_Work item_
Go through the data below and return each line where the string "address" occurs.

_Source data_
##########
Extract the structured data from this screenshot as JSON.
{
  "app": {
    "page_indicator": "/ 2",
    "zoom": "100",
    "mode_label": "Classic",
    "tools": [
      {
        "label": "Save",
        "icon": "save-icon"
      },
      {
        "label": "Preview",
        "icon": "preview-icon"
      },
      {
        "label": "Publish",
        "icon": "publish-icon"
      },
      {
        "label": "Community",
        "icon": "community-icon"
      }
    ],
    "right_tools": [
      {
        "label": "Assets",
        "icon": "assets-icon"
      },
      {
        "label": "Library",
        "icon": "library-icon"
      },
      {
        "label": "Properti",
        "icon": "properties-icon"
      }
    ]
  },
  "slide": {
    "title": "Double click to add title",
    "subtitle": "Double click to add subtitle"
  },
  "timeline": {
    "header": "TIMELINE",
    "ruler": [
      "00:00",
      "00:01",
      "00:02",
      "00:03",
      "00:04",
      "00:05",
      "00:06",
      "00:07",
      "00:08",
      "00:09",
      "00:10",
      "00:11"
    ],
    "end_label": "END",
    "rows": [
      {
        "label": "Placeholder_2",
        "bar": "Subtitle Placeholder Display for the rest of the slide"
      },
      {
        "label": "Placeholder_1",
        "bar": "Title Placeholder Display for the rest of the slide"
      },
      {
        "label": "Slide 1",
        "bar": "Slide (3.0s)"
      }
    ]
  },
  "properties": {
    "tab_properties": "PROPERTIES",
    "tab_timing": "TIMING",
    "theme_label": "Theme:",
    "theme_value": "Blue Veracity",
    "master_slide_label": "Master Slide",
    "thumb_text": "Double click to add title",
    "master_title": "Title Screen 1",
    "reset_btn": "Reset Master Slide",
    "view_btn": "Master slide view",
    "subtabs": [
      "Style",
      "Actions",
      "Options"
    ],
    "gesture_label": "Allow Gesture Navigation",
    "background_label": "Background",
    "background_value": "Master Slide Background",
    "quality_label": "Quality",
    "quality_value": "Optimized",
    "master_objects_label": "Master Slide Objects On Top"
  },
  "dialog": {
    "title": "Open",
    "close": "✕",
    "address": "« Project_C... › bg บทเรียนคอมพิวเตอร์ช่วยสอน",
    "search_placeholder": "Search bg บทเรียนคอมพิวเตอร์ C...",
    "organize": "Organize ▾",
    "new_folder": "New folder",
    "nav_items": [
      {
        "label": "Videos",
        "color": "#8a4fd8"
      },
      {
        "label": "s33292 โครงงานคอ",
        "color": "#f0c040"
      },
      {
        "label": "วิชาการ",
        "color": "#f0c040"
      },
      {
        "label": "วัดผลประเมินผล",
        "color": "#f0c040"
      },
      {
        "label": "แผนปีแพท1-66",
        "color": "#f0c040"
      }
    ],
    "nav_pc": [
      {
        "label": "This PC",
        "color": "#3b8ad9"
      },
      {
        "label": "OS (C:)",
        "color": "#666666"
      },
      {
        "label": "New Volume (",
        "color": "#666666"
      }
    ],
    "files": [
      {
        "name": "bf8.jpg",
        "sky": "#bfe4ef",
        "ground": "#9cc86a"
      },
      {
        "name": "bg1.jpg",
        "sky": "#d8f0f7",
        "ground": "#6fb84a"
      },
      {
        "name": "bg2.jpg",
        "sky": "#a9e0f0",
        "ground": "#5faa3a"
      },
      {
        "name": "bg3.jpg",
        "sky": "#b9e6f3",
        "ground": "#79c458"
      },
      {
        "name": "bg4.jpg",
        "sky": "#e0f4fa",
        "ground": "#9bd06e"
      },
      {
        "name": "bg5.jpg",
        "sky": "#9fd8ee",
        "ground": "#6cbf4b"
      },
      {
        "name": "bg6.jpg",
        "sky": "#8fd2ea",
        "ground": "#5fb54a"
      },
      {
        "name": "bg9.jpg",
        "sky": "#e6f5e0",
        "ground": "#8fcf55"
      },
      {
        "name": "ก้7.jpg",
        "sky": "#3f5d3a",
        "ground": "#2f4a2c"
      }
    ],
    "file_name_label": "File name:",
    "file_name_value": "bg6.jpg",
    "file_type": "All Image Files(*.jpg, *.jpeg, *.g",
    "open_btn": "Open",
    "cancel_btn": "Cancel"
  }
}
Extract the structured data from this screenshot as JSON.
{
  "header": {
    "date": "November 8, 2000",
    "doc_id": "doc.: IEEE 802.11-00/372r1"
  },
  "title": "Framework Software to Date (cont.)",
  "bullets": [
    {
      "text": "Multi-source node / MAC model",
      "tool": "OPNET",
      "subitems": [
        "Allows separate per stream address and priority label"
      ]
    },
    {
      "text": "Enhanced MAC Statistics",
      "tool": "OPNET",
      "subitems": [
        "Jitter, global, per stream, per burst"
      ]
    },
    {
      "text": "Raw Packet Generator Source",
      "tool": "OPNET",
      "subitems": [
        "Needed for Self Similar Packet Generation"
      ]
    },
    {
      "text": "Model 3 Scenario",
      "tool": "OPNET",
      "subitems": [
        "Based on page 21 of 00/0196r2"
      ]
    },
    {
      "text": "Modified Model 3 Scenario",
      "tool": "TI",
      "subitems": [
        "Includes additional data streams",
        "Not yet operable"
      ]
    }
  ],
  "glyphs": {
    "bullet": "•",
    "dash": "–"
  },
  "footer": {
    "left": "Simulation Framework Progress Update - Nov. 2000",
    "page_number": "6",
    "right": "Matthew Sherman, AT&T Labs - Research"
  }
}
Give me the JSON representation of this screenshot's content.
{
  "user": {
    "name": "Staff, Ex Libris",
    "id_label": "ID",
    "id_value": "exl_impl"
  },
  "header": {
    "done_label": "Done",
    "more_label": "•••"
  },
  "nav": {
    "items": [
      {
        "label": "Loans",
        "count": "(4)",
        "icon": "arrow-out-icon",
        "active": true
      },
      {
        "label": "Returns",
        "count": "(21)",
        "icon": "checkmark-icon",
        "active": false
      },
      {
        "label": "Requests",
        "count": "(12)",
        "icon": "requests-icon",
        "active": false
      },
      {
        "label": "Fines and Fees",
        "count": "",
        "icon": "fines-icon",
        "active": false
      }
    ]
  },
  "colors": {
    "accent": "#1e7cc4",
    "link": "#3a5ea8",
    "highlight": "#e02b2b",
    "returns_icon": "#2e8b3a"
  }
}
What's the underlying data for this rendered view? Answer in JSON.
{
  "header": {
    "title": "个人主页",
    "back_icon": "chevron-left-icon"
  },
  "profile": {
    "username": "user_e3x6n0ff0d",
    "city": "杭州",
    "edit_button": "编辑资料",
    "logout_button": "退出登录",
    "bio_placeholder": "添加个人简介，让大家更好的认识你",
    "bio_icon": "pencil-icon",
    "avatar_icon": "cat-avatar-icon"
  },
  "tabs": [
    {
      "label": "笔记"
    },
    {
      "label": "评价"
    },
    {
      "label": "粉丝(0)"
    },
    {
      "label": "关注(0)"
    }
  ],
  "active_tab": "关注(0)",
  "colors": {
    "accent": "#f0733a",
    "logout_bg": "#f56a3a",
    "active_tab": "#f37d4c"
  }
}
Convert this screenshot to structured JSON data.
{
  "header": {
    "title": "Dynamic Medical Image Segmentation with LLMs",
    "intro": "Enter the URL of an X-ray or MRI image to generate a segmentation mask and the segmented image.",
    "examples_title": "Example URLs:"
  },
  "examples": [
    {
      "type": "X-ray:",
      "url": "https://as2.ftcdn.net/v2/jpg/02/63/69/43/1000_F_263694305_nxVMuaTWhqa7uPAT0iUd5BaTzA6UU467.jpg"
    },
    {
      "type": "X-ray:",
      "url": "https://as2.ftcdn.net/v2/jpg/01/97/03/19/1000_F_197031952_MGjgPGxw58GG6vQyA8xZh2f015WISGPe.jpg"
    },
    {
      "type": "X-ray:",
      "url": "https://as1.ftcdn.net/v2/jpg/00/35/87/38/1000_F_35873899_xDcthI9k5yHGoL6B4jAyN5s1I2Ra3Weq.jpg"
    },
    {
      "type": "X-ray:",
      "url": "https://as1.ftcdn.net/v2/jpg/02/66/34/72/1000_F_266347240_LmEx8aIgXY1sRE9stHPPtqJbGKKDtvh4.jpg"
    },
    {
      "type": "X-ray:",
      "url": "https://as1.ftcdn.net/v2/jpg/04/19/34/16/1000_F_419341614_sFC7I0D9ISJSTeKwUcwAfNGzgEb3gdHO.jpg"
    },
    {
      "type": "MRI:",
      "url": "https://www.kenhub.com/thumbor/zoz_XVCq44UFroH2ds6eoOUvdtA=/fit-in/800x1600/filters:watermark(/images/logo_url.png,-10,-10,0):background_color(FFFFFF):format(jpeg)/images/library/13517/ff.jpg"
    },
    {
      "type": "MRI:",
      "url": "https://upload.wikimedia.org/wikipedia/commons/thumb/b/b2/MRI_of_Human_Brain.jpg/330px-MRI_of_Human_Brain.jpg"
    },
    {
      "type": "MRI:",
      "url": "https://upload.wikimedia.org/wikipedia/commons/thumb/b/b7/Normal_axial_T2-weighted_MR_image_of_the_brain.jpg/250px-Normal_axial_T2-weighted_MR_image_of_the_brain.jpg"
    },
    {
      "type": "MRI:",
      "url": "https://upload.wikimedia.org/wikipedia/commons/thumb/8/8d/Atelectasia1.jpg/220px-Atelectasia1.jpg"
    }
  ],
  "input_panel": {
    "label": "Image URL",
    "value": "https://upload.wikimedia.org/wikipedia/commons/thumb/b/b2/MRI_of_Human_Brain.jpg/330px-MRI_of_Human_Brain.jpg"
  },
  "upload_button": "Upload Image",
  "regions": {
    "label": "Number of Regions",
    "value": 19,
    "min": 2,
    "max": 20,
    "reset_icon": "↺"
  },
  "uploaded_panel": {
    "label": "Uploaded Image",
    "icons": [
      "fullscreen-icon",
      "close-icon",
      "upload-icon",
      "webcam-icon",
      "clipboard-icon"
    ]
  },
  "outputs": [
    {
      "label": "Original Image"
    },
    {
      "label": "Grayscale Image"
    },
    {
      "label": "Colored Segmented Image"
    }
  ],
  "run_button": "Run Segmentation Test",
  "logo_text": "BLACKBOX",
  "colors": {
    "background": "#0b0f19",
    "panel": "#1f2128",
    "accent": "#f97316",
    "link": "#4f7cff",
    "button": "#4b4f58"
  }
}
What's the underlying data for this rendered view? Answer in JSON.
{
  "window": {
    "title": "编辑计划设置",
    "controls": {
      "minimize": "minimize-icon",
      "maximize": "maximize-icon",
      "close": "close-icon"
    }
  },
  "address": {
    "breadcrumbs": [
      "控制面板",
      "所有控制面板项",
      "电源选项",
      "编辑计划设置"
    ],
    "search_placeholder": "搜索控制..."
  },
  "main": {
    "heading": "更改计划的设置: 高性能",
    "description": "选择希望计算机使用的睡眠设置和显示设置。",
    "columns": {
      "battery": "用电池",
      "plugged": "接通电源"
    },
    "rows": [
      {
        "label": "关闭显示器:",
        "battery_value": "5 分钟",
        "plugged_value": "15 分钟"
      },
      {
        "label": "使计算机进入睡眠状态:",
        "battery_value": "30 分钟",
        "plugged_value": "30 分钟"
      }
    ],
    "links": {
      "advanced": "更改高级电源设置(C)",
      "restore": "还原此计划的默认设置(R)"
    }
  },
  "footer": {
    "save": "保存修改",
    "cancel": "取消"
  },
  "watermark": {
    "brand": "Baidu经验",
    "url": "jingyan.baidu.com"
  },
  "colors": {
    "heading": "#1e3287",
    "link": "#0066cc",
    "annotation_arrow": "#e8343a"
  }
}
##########
_Result of the exercise_
    "address": "« Project_C... › bg บทเรียนคอมพิวเตอร์ช่วยสอน",
        "Allows separate per stream address and priority label"
  "address": {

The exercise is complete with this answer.